Work required: In the entries below, find each line with the word "this" and pull it out.

Material supplied:
▶

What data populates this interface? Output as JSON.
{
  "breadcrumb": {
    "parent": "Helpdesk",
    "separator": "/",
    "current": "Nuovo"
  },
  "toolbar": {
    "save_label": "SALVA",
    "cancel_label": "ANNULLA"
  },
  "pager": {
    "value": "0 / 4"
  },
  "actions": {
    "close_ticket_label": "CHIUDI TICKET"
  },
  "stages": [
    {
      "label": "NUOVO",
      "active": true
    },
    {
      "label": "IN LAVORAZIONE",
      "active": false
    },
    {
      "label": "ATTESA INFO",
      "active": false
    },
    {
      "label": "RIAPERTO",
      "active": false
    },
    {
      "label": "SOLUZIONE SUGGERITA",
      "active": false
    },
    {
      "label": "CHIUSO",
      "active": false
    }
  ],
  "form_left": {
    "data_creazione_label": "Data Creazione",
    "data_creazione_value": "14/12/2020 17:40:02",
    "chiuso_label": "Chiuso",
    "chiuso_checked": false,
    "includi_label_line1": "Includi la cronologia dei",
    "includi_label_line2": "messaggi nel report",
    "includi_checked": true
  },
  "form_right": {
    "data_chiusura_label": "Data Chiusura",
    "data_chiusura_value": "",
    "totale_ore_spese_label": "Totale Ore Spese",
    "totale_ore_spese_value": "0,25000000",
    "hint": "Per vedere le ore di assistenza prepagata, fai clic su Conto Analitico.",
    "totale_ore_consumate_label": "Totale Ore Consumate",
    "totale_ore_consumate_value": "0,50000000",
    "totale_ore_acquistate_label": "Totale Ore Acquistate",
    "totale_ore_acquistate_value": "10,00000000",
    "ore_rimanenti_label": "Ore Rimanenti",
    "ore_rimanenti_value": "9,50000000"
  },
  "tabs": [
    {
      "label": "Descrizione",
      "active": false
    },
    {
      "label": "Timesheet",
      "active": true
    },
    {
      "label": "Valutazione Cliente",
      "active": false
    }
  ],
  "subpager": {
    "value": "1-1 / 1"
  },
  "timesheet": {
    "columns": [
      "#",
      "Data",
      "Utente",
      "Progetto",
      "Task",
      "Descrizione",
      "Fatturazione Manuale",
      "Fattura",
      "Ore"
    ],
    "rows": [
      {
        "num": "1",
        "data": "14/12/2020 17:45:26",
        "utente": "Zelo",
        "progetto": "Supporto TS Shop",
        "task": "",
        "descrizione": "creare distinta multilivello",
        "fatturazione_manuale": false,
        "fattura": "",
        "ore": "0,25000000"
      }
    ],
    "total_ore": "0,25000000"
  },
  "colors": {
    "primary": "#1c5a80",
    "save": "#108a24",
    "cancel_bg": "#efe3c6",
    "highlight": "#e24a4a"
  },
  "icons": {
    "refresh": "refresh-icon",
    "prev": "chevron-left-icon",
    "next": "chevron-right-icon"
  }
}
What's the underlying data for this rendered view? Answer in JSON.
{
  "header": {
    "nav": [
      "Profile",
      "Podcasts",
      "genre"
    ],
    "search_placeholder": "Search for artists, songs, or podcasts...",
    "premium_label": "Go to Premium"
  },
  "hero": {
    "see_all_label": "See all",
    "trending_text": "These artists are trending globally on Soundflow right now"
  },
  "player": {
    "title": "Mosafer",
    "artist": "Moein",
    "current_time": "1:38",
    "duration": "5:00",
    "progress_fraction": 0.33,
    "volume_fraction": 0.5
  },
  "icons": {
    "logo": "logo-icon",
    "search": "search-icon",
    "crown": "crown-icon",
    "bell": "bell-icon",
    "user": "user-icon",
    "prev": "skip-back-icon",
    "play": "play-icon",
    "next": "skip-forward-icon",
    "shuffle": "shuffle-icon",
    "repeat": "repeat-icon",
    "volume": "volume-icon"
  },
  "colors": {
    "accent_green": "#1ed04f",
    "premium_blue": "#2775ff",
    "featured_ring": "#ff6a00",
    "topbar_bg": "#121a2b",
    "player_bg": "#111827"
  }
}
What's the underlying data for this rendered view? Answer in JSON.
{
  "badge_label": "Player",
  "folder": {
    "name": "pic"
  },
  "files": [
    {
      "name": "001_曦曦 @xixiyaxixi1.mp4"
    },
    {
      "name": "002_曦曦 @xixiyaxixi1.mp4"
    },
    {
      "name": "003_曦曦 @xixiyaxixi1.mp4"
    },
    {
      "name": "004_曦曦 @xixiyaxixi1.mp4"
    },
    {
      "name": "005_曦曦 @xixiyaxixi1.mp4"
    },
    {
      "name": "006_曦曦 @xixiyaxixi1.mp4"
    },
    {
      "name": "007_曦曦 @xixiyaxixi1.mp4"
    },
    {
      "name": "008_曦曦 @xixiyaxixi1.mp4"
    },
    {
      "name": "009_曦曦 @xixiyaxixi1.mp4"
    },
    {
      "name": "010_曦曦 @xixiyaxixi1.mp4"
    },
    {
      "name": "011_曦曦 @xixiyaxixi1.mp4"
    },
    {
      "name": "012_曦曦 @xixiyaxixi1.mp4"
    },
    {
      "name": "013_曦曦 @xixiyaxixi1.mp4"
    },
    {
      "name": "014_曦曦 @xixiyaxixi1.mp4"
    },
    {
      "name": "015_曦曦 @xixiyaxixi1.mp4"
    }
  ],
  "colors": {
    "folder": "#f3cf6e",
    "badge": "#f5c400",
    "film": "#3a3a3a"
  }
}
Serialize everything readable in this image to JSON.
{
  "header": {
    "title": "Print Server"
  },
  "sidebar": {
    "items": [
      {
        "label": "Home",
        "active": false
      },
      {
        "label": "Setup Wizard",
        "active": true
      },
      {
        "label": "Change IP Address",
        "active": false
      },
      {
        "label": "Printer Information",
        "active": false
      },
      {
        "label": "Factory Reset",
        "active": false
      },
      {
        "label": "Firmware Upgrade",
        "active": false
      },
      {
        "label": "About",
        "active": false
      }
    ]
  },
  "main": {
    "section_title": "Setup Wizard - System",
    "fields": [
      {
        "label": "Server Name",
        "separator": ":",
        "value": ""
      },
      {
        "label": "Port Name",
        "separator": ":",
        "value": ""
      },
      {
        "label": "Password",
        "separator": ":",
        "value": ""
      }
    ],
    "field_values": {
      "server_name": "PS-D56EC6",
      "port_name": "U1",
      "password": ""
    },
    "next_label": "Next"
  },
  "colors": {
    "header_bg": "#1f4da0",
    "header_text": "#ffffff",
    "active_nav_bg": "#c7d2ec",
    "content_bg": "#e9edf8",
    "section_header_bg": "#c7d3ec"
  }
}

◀

Your solution:
What data populates this interface? Output as JSON.
What's the underlying data for this rendered view? Answer in JSON.
What's the underlying data for this rendered view? Answer in JSON.
Serialize everything readable in this image to JSON.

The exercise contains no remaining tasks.